RECORDS FOR THE EXERCISE:
━━━━━━━━━━━━━━━━━━━━
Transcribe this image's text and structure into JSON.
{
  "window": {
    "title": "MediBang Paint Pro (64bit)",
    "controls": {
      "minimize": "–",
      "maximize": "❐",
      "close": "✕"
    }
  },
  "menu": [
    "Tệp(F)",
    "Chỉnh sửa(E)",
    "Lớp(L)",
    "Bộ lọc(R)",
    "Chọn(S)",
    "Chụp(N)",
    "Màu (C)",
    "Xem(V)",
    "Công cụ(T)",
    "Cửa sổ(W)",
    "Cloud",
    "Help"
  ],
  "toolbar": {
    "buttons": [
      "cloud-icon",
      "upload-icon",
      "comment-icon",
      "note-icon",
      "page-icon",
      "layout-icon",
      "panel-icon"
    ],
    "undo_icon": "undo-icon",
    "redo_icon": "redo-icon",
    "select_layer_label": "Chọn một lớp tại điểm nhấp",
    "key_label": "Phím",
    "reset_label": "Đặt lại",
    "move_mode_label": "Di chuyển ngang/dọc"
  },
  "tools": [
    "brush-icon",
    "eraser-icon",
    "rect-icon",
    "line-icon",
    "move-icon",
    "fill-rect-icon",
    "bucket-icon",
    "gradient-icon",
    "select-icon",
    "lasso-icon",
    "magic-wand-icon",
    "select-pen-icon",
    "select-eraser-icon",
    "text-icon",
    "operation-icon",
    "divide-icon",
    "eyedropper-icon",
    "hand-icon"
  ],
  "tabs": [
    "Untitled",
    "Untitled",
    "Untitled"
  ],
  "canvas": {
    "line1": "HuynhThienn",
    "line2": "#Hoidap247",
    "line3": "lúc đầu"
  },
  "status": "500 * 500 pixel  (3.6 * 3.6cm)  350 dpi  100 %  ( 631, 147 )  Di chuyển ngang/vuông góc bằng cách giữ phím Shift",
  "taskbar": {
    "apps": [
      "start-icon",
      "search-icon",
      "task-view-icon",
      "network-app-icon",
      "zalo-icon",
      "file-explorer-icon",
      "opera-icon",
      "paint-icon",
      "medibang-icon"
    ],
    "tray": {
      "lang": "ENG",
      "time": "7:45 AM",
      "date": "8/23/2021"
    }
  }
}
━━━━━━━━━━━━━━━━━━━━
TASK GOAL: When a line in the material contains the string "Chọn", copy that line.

TASK OUTPUT:
    "Chọn(S)",
    "select_layer_label": "Chọn một lớp tại điểm nhấp",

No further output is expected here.